She Persisted

I am so proud of my oldest and her latest essay. I love reading her thoughts and seeing her grow to have her own opinions and ideas about life and about the world. We have had many conversations where she has challenged my long held ideas and caused me to question why I think certain things. I am very proud of her and excited to see what the future holds for this world changer.


I believe one of the largest areas of conflict in schools is about the dress code. A highly restrictive set of rules dictating what people are allowed to wear under the umbrella term of modesty doesn’t accomplish anything. There are many things that make the principal of this set of rules understandable and it makes sense to want to create a learning environment free of distractions. I believe the flaws in this system come from the execution of this idea. When the system changes its focus from creating a distraction free environment for everyone to creating a “distraction” free environment for the boys, you encounter a great many problems.

The dress codes I have encountered during the years I spent in a public middle school made my point very clear. While there was a written dress code for both male and female students, the male dress code was rarely executed. While our male counterparts are allowed to walk around with sagging jeans and unbuttoned shirts, females were expected to make sure not to wear any pants made out of soft fabric and all of our shorts had to be mid thigh. “When girls are denied time in the classroom because their knees, shoulders or upper arms are considered inappropriate and in need of covering up, it privileges the societal sexualisation of their adolescent bodies over their own right to learn.” (The Guardian) On the rare occasion that a boy would be told to pull up his pants, it would be said with a smile and a shake of the head. The administration seems to think, “boys will be boys” and they cannot be controlled. It appears that this way of thinking causes the administration to stifle the girls rather than teach the boys how to be respectful young men. They assumed they had cleverly solved the problem by shoving the girls in paper bags and telling them to go enjoy school.
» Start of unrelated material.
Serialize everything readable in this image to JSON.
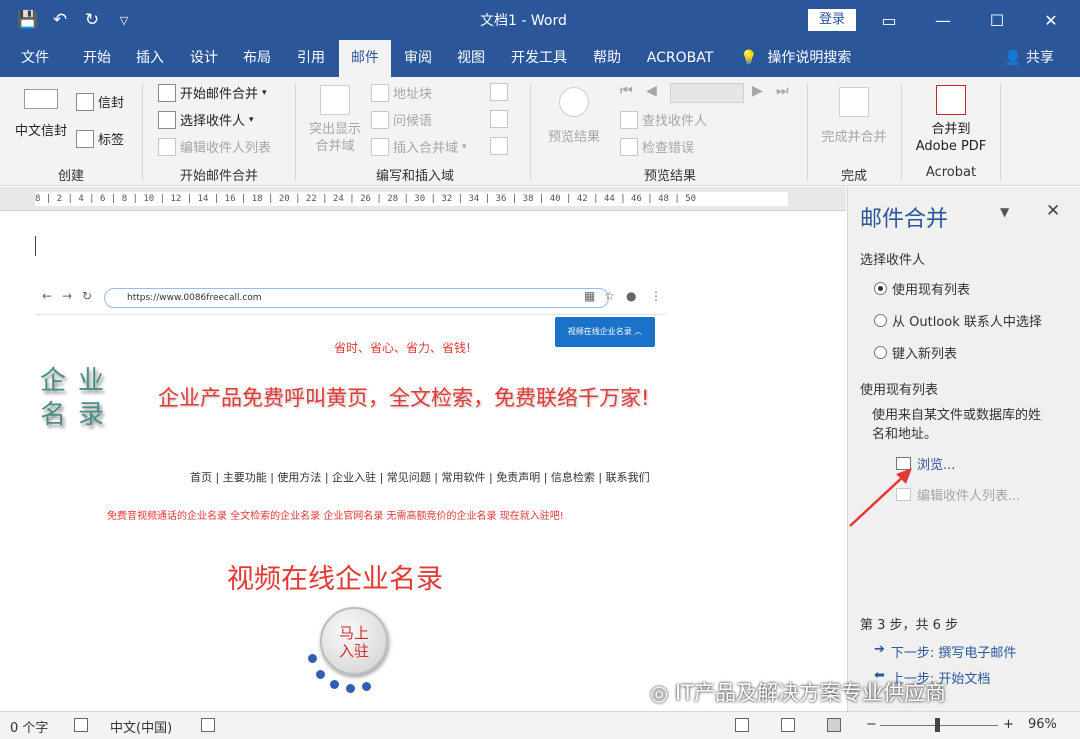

This is horribly distracting for the girls and also makes us extremely uncomfortable. Constantly having to worry if your tank top strap really counts as four fingers across and melting in the heat because you’re not allowed to wear the tank tops you own. Feeling uncomfortable because there are teachers whose job is to walk around during break and dress code you. “Because truly, what’s more distracting: boys and teachers having to deal with the occasional glimpse of a girl’s leg, or girls being pulled from class, humiliated and made to change before returning?” (The Guardian) You get told that fighting the dress code system means you just want to appeal to the boys, not that you want to appeal to yourself. You want to feel confident and comfortable in what you are wearing and not feel like you have to hide yourself because, according to your teacher, you are distracting and need to hide so the boys can learn. Girls are told all through school, and especially in middle school, that they need to change themselves for the men and that is something that will rule their subconscious for the rest of their lives. “The argument being made by school administrators is not that distant from the arguments made by those who accuse rape victims of asking to be assaulted by dressing a certain way.” (Time) Do you really want to be responsible for that?

There is no perfect balance between eliminating this dangerous idea and keeping up the modesty factor that many school expect of their female students. There are a few ways to eliminate some of the largest problems with the dress code that don’t take too much work. Make the code count for everyone. You shouldn’t just expect your female students to be modest, you want your male students positively reflecting your school as well. Perhaps try to create a few day long tests where you eliminate the dress code. See how people react and if problems spring up reevaluate what would be the best way to change your school’s system. If you give people a harsh set of lines and tell the girls to not cross them, most everyone will blatantly jump over them. You can’t create sexist rules that are actively shaping the way girls think about themselves and actively making boys expect women to change for them and not expect consequences. As more and more girls find their footing, you will just find more and more problems when you tell them they are lesser.




The oldest was given a special gift, a handmade book. Each page is special and unique; a biscuit recipe, a British dictionary page, a pressed Poppy, and this passage.


(adj) The feeling of sorrow when someone leaves

The word Awumbuk comes from the Baining people of Papua New Guinea. When this feeling occurs the mourner is given three days in which all are kind to them, they are treated nicely, and they do no work. During these three days a bowl of water is placed by their doorstep to soak up the Awumbuk. After these three days the mourner throws out the water as a way to get rid of the sorrow, then they are expected to get back to work.

Awumbuk is for all to share, and I’m sure it’s what all of us will feel the day you leave. So when you get to England be sure to leave out a bowl of water and don’t forget to text us.

May Awumbuk never be too close.

We are all very excited to start this new adventure, however there will be a period of mourning. We will miss the familiarity of our home and neighborhood, we will miss our friends and being apart of your lives and we will miss the ease with which we were able to communicate (dang that time difference!). So, we will set out our bowl of water and after three days we will fling away the Awumbuk.

Adventure Awaits.